§ Work item
Every line of the records that holds the word "caption" should be copied out.
◇ ◇ ◇ ◇ ◇
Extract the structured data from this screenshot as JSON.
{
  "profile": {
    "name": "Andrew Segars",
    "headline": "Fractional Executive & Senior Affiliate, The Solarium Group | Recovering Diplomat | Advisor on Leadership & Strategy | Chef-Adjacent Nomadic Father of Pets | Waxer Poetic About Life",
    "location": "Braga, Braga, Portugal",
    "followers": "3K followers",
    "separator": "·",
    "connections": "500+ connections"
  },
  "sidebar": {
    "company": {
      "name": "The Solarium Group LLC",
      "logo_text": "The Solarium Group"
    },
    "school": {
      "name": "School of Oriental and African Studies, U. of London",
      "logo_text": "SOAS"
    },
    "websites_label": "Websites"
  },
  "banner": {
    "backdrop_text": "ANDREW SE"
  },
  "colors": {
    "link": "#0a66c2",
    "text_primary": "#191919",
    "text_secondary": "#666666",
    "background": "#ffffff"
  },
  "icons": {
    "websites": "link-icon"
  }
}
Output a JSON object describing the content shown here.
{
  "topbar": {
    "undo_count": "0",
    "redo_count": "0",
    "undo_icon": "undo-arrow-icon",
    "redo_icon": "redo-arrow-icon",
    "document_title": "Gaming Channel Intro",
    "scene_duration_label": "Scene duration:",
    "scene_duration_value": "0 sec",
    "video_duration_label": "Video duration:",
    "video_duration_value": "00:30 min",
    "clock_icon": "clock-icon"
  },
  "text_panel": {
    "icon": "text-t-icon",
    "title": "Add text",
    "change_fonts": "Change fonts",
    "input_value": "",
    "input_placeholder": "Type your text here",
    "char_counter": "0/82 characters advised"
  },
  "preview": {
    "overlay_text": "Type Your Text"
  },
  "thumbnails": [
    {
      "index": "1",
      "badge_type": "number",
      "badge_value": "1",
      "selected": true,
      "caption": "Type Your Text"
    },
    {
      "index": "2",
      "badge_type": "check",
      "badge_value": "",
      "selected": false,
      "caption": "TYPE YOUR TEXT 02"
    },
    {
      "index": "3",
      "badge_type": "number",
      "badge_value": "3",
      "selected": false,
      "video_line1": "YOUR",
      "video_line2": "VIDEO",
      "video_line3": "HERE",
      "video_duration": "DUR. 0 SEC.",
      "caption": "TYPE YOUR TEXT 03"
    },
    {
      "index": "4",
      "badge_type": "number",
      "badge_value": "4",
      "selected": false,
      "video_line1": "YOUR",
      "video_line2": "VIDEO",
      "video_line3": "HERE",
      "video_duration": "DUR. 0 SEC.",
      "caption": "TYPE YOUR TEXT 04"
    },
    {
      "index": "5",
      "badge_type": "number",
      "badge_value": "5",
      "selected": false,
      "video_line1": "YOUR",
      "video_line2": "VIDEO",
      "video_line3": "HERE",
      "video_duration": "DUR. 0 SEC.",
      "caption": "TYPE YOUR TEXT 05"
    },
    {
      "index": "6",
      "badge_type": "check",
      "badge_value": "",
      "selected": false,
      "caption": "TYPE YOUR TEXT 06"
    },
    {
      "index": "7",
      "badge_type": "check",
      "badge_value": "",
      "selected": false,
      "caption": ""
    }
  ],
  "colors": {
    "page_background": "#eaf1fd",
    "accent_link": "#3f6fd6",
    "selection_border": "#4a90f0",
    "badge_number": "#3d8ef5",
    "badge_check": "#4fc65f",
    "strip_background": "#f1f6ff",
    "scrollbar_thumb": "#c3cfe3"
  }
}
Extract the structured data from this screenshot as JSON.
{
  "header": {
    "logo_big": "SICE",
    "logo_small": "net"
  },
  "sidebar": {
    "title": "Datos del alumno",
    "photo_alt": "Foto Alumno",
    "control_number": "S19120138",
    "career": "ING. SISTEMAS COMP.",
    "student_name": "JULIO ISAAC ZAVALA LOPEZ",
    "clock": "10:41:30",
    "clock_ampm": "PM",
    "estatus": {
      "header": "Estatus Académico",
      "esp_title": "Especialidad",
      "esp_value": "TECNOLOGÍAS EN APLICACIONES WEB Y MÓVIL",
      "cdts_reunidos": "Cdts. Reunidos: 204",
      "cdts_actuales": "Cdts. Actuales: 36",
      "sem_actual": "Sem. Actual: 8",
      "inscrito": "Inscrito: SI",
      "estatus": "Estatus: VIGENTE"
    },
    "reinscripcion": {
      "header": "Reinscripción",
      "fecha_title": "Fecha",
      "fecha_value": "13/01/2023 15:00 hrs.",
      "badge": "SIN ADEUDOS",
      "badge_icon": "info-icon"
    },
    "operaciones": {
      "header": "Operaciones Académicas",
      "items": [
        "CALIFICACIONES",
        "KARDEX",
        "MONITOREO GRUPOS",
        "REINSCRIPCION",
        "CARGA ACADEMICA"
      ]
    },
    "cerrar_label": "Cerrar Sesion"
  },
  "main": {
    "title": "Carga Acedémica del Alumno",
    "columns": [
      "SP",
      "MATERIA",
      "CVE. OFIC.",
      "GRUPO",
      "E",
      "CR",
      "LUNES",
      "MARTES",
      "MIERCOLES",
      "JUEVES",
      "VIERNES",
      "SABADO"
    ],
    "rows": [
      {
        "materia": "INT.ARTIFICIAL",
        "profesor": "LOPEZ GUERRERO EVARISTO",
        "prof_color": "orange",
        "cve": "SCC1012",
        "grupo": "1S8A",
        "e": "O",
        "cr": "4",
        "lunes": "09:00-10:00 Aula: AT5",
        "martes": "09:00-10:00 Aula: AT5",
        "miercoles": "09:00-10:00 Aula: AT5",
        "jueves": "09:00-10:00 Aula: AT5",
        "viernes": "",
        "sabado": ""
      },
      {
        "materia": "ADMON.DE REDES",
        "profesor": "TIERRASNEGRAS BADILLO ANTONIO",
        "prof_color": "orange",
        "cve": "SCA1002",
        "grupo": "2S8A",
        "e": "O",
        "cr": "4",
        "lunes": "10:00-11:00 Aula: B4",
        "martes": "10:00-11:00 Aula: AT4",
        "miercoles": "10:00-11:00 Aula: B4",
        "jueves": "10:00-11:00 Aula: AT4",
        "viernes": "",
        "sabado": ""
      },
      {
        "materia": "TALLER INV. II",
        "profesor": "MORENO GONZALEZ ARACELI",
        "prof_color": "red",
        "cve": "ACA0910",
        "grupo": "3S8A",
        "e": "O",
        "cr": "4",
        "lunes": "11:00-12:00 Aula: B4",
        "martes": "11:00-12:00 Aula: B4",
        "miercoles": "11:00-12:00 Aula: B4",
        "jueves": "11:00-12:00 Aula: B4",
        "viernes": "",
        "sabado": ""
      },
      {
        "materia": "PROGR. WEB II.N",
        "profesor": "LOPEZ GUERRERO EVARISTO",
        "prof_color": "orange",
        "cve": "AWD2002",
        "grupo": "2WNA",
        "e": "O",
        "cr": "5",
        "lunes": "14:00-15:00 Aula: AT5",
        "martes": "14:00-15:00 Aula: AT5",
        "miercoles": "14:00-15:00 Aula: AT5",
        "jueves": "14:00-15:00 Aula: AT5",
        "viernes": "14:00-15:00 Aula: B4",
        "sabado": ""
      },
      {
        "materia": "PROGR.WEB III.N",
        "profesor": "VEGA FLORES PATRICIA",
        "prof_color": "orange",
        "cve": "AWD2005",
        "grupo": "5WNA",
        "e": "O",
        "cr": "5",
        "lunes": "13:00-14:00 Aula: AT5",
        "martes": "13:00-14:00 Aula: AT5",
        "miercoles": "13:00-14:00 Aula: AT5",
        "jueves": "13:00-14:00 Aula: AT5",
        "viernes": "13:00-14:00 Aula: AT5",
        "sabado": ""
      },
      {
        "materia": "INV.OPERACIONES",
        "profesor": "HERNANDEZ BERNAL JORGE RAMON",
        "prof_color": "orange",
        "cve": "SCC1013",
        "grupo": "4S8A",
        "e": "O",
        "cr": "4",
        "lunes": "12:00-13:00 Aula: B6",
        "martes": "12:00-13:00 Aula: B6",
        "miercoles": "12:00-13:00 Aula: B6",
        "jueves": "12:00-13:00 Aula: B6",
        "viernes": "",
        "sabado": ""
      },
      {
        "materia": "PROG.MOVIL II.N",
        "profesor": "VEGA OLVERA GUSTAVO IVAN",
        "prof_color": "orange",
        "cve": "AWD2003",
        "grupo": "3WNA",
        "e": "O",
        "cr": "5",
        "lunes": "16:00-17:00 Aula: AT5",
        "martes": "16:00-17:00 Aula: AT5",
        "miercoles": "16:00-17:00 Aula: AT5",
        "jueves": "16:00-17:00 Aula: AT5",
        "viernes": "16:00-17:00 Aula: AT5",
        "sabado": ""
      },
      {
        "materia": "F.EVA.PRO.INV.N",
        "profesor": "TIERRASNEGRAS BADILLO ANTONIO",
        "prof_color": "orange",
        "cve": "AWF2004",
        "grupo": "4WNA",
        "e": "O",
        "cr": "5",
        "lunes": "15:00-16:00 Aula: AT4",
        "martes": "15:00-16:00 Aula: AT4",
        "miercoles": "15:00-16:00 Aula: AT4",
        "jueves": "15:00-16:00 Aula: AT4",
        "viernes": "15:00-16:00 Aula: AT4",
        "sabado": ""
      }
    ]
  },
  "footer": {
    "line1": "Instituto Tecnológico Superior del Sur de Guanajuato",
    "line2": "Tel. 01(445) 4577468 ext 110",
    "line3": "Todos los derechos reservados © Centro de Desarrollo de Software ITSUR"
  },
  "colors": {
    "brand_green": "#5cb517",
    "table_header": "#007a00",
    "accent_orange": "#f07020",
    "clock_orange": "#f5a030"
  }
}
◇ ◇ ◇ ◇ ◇
§ Reply
      "caption": "Type Your Text"
      "caption": "TYPE YOUR TEXT 02"
      "caption": "TYPE YOUR TEXT 03"
      "caption": "TYPE YOUR TEXT 04"
      "caption": "TYPE YOUR TEXT 05"
      "caption": "TYPE YOUR TEXT 06"
      "caption": ""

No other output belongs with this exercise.